“I was finally told I had to pay $ 1,300 to cover the plane ticket and if I didn’t pay, I would have to wait another month and I was so anxious.”
For nearly three weeks, her daughter was detained at the Brownsville facility before being finally released in late April after a defending organization intervened to get the government to pay her airline bill, such as requires the agency.
HHS declined to say whether there are legally applicable rules for the care of children housed in emergency locations or how they are being supervised.
The Biden administration has allowed very limited access to the media once children enter the facility, citing the coronavirus pandemic and privacy restrictions.
“HHS has worked as quickly as possible to increase bed capacity and to ensure that potential sponsors can provide a safe home while the child goes through their immigration procedures,” HHS spokesman Weber said in a statement .
“As soon as complementary services (on-site primary care, including physical and physical vaccinations, case management, phone calls to family members, education, leisure, etc.) are available as as a result of additional infrastructure and personnel, will be provided as part of the operation “.
Weber confirmed a number of specific refuge populations from data obtained by the PA.
Collective shelters, with hundreds of beds each, are of particular concern to advocates. These facilities can leave children isolated, less supervised and without basic services.
The PA found that approximately half of all migrant children detained in the United States sleep in shelters with more than 1,000 more children. More than 17,650 are in facilities with 100 or more children. Some shelters and foster care programs are small, little more than a house with a handful of children.
A large Houston facility closed abruptly last month after it was revealed the children were receiving plastic bags instead of accessing the restrooms.
“The system has been very dysfunctional and getting worse,” said Amy Cohen, a child psychiatrist and executive director of the nonprofit Every Last One, which works to help immigrant families fleeing violence in Central America.
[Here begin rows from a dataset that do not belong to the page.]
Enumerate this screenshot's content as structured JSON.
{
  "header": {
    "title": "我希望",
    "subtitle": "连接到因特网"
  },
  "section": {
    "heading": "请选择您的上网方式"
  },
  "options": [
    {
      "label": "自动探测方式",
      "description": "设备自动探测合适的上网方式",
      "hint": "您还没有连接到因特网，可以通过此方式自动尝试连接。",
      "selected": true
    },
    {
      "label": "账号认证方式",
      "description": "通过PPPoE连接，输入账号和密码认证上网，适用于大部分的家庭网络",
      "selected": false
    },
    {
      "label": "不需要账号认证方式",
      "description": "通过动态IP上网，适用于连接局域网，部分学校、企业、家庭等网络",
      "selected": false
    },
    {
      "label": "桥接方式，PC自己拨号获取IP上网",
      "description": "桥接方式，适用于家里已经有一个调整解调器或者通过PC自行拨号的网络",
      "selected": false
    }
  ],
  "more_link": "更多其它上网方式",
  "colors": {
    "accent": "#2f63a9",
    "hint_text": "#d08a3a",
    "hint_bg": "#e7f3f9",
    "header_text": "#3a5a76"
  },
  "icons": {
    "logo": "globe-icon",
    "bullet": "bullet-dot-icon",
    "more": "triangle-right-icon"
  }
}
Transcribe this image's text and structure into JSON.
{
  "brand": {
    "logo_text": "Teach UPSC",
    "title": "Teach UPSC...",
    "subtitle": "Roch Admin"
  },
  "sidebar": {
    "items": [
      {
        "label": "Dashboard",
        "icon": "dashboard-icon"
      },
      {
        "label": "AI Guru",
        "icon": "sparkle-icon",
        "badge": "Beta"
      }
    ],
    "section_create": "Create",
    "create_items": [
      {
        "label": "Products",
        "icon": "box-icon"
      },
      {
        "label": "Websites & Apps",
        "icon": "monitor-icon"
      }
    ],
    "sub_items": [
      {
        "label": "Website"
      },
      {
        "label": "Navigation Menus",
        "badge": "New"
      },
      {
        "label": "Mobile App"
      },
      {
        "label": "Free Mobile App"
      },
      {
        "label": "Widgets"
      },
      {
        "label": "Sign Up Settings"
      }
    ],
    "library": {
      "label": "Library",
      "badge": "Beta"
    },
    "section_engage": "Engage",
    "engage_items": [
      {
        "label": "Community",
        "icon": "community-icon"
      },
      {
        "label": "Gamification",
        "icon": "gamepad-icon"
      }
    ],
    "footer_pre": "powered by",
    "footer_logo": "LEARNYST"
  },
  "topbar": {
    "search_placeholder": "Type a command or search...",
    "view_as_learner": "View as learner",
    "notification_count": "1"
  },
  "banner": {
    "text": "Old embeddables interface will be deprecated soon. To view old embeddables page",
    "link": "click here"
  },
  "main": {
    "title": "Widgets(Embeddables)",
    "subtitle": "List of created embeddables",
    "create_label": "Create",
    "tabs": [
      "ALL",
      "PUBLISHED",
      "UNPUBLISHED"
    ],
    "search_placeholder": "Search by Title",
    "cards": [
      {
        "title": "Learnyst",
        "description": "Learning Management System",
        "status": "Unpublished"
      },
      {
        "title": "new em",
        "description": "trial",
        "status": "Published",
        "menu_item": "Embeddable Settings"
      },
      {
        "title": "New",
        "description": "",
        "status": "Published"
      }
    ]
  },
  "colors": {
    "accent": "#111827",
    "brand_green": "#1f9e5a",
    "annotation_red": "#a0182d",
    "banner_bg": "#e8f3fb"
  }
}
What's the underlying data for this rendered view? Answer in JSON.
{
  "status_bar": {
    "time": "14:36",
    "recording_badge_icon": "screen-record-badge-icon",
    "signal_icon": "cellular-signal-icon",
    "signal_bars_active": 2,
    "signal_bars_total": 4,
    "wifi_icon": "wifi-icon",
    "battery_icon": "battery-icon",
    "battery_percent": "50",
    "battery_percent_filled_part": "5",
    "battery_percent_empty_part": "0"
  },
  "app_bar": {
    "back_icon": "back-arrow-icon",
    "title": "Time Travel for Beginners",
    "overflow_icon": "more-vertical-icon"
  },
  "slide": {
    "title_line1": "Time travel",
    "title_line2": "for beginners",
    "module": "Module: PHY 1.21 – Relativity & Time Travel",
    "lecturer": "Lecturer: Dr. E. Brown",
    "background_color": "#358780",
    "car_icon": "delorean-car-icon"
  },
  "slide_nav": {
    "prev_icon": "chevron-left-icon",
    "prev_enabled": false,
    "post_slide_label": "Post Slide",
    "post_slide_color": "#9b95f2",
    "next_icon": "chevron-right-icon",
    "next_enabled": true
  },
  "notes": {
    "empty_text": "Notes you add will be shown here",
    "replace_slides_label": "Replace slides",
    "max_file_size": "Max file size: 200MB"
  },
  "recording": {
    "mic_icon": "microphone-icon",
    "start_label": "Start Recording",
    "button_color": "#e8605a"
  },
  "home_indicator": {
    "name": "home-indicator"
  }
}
While there have been a large number of children arriving in the United States for years, Cohen said he has never seen the situation as bad as it is today.
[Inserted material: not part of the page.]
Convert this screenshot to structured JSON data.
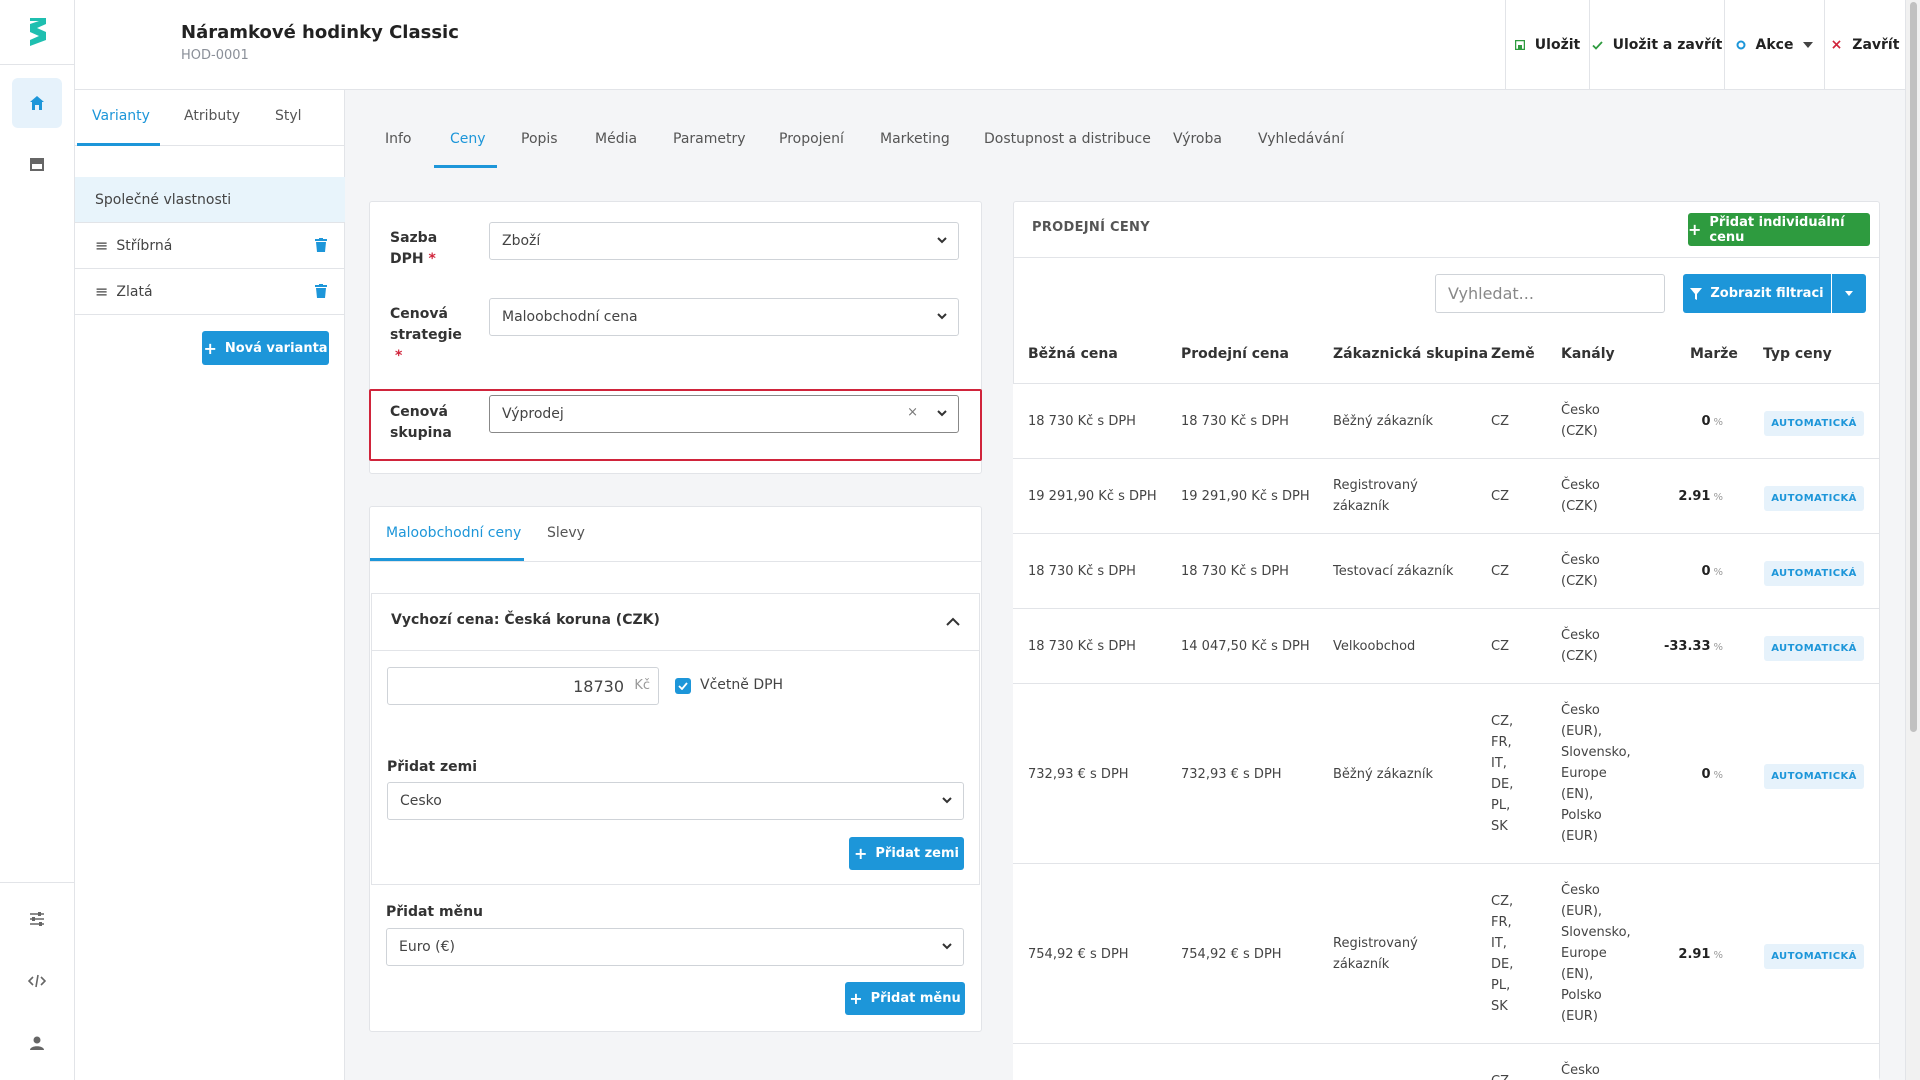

Cohen described parents receiving calls from people who refused to identify themselves.
They are told they are at an airport or bus station within the next two hours to pick up their children, who have been detained for more than a month without notice, or would not be released.
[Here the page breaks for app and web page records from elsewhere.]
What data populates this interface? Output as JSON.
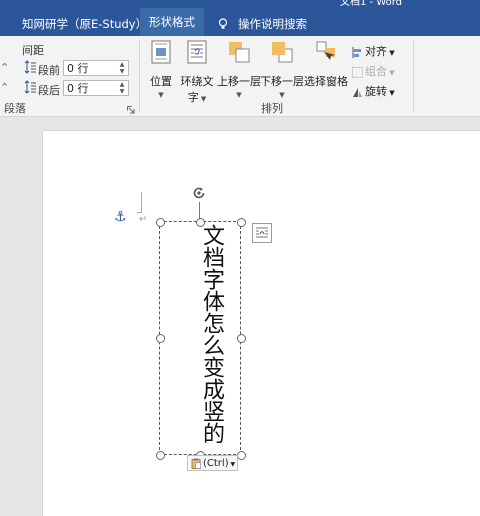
{
  "window": {
    "title": "文档1 - Word"
  },
  "tabs": {
    "cnki": "知网研学（原E-Study）",
    "shape_format": "形状格式",
    "help_search": "操作说明搜索"
  },
  "paragraph": {
    "spacing_title": "间距",
    "before_label": "段前",
    "before_value": "0 行",
    "after_label": "段后",
    "after_value": "0 行",
    "group_label": "段落"
  },
  "arrange": {
    "position": "位置",
    "wrap_text_line1": "环绕文",
    "wrap_text_line2": "字",
    "bring_forward": "上移一层",
    "send_backward": "下移一层",
    "selection_pane": "选择窗格",
    "align": "对齐",
    "group": "组合",
    "rotate": "旋转",
    "group_label": "排列"
  },
  "document": {
    "textbox_text": "文档字体怎么变成竖的",
    "paste_label": "(Ctrl)"
  }
}
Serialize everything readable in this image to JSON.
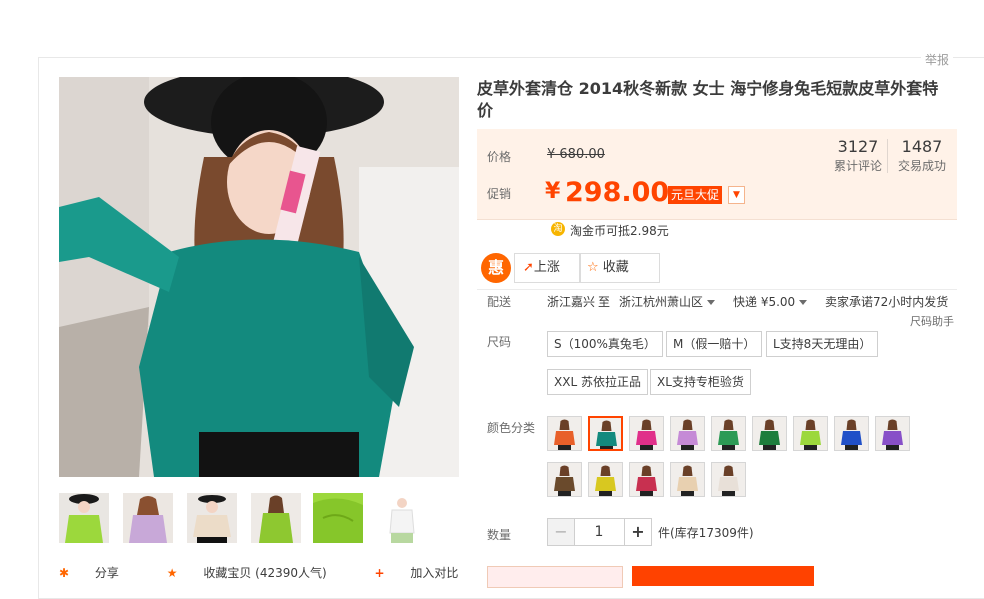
{
  "report_label": "举报",
  "product": {
    "title": "皮草外套清仓 2014秋冬新款 女士 海宁修身兔毛短款皮草外套特价"
  },
  "price": {
    "price_label": "价格",
    "original": "¥ 680.00",
    "promo_label": "促销",
    "currency": "¥",
    "promo_value": "298.00",
    "promo_badge": "元旦大促",
    "coin_icon": "淘",
    "coin_text": "淘金币可抵2.98元"
  },
  "stats": [
    {
      "value": "3127",
      "label": "累计评论"
    },
    {
      "value": "1487",
      "label": "交易成功"
    }
  ],
  "actions": {
    "hui_label": "惠",
    "rise_label": "上涨",
    "fav_label": "收藏"
  },
  "shipping": {
    "label": "配送",
    "from": "浙江嘉兴",
    "to_word": "至",
    "dest": "浙江杭州萧山区",
    "express": "快递 ¥5.00",
    "promise": "卖家承诺72小时内发货"
  },
  "size": {
    "label": "尺码",
    "helper": "尺码助手",
    "options": [
      "S（100%真兔毛）",
      "M（假一赔十）",
      "L支持8天无理由）",
      "XXL 苏依拉正品",
      "XL支持专柜验货"
    ]
  },
  "color": {
    "label": "颜色分类",
    "swatches": [
      "#e8602a",
      "#138a7e",
      "#e0308a",
      "#c58ad6",
      "#2c9a55",
      "#1d7d3c",
      "#9cd83c",
      "#2050c8",
      "#8850c8",
      "#6a4a2c",
      "#d8c820",
      "#c83050",
      "#e8d0b0",
      "#e8e0d8"
    ],
    "selected_index": 1
  },
  "quantity": {
    "label": "数量",
    "minus": "−",
    "value": "1",
    "plus": "+",
    "stock": "件(库存17309件)"
  },
  "share_row": {
    "share": "分享",
    "collect": "收藏宝贝 (42390人气)",
    "compare": "加入对比"
  },
  "colors": {
    "accent": "#ff4400",
    "price_bg": "#fff2e8",
    "coat": "#138a7e"
  }
}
Some parents have to pay a travel agency thousands of dollars to have their child sent to them, he said.
“Children come out sick, with COVID, lice infested, and I won’t be surprised to see children die as a result, as we saw during the Trump years,” Cohen said. “The Biden administration is feverishly putting these emerging detention centers, many of which have no experience working with children.”
One of the reasons many children now arrive without their parents dates back to a 2020 Trump administration emergency order that essentially closed the U.S.-Mexico border to all migrants, citing public health issues about the spread of COVID-19.
That emergency order still applies to adults, but the Biden administration has begun allowing children traveling without their parents to stay and apply for asylum if they enter the country. As a result, some parents send their children alone to the border.
Most already have a parent or other adult relative or family friend, known as a sponsor, in the United States waiting to receive them. But first, they are usually detained by U.S. Customs and Border Protection, or CBP, and then handed over to a government shelter.
“As much as making children spend endless days at CBP unacceptable, so is making children spend weeks in places in unlicensed emergency admission locations,” said National Center attorney Neha Desai of Juvenile Law. “With each passing day, it is increasingly critical that these children be released to sponsors or transferred to licensed facilities.”